# WORK INSTRUCTION
Every line of the data is to be output verbatim.

# RECORDS FOR PROCESSING
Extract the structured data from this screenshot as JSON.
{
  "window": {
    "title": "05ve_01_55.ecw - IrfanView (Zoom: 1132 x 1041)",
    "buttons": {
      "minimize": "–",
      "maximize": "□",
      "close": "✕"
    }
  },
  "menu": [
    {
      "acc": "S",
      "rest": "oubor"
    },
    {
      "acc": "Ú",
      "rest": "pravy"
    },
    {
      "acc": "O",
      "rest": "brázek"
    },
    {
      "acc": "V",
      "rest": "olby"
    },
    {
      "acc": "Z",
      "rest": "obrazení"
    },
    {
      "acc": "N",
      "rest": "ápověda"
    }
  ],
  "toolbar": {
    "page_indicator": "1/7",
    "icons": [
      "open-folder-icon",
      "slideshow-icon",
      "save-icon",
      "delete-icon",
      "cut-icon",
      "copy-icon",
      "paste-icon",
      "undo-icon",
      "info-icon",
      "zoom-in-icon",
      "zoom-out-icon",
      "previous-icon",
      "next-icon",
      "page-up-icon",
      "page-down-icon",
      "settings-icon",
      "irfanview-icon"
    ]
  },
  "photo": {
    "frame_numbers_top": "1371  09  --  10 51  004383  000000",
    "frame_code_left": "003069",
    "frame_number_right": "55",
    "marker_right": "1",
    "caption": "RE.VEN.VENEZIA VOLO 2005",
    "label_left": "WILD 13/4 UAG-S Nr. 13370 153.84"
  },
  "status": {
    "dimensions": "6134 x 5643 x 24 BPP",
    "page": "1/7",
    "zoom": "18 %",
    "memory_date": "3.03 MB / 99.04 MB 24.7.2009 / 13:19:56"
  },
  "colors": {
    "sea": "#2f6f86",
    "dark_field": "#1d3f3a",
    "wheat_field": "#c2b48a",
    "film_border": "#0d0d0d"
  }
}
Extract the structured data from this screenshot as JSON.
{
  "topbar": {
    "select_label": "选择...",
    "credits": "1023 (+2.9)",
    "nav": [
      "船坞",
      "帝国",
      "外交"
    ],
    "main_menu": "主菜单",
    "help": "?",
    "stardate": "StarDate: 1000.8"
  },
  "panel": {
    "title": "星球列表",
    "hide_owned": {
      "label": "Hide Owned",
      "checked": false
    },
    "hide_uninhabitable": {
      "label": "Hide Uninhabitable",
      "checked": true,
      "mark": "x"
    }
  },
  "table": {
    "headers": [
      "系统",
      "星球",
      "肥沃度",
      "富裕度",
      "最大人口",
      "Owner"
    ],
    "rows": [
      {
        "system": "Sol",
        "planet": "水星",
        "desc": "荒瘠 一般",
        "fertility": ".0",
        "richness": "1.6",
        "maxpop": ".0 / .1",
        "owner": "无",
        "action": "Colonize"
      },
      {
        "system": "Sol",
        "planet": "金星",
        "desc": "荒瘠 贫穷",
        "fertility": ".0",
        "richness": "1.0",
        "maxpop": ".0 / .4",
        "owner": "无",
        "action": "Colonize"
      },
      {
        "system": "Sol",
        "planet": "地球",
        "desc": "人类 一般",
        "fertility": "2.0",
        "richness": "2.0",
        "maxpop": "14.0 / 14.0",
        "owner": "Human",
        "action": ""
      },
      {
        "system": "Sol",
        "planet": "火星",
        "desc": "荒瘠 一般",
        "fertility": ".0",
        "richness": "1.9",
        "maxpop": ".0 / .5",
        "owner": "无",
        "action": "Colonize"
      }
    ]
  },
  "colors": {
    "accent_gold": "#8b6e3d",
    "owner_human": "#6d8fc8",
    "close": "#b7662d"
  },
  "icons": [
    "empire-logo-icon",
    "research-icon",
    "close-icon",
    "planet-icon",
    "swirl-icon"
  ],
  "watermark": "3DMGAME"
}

# RESPONSE BOX
Extract the structured data from this screenshot as JSON.
{
  "window": {
    "title": "05ve_01_55.ecw - IrfanView (Zoom: 1132 x 1041)",
    "buttons": {
      "minimize": "–",
      "maximize": "□",
      "close": "✕"
    }
  },
  "menu": [
    {
      "acc": "S",
      "rest": "oubor"
    },
    {
      "acc": "Ú",
      "rest": "pravy"
    },
    {
      "acc": "O",
      "rest": "brázek"
    },
    {
      "acc": "V",
      "rest": "olby"
    },
    {
      "acc": "Z",
      "rest": "obrazení"
    },
    {
      "acc": "N",
      "rest": "ápověda"
    }
  ],
  "toolbar": {
    "page_indicator": "1/7",
    "icons": [
      "open-folder-icon",
      "slideshow-icon",
      "save-icon",
      "delete-icon",
      "cut-icon",
      "copy-icon",
      "paste-icon",
      "undo-icon",
      "info-icon",
      "zoom-in-icon",
      "zoom-out-icon",
      "previous-icon",
      "next-icon",
      "page-up-icon",
      "page-down-icon",
      "settings-icon",
      "irfanview-icon"
    ]
  },
  "photo": {
    "frame_numbers_top": "1371  09  --  10 51  004383  000000",
    "frame_code_left": "003069",
    "frame_number_right": "55",
    "marker_right": "1",
    "caption": "RE.VEN.VENEZIA VOLO 2005",
    "label_left": "WILD 13/4 UAG-S Nr. 13370 153.84"
  },
  "status": {
    "dimensions": "6134 x 5643 x 24 BPP",
    "page": "1/7",
    "zoom": "18 %",
    "memory_date": "3.03 MB / 99.04 MB 24.7.2009 / 13:19:56"
  },
  "colors": {
    "sea": "#2f6f86",
    "dark_field": "#1d3f3a",
    "wheat_field": "#c2b48a",
    "film_border": "#0d0d0d"
  }
}
Extract the structured data from this screenshot as JSON.
{
  "topbar": {
    "select_label": "选择...",
    "credits": "1023 (+2.9)",
    "nav": [
      "船坞",
      "帝国",
      "外交"
    ],
    "main_menu": "主菜单",
    "help": "?",
    "stardate": "StarDate: 1000.8"
  },
  "panel": {
    "title": "星球列表",
    "hide_owned": {
      "label": "Hide Owned",
      "checked": false
    },
    "hide_uninhabitable": {
      "label": "Hide Uninhabitable",
      "checked": true,
      "mark": "x"
    }
  },
  "table": {
    "headers": [
      "系统",
      "星球",
      "肥沃度",
      "富裕度",
      "最大人口",
      "Owner"
    ],
    "rows": [
      {
        "system": "Sol",
        "planet": "水星",
        "desc": "荒瘠 一般",
        "fertility": ".0",
        "richness": "1.6",
        "maxpop": ".0 / .1",
        "owner": "无",
        "action": "Colonize"
      },
      {
        "system": "Sol",
        "planet": "金星",
        "desc": "荒瘠 贫穷",
        "fertility": ".0",
        "richness": "1.0",
        "maxpop": ".0 / .4",
        "owner": "无",
        "action": "Colonize"
      },
      {
        "system": "Sol",
        "planet": "地球",
        "desc": "人类 一般",
        "fertility": "2.0",
        "richness": "2.0",
        "maxpop": "14.0 / 14.0",
        "owner": "Human",
        "action": ""
      },
      {
        "system": "Sol",
        "planet": "火星",
        "desc": "荒瘠 一般",
        "fertility": ".0",
        "richness": "1.9",
        "maxpop": ".0 / .5",
        "owner": "无",
        "action": "Colonize"
      }
    ]
  },
  "colors": {
    "accent_gold": "#8b6e3d",
    "owner_human": "#6d8fc8",
    "close": "#b7662d"
  },
  "icons": [
    "empire-logo-icon",
    "research-icon",
    "close-icon",
    "planet-icon",
    "swirl-icon"
  ],
  "watermark": "3DMGAME"
}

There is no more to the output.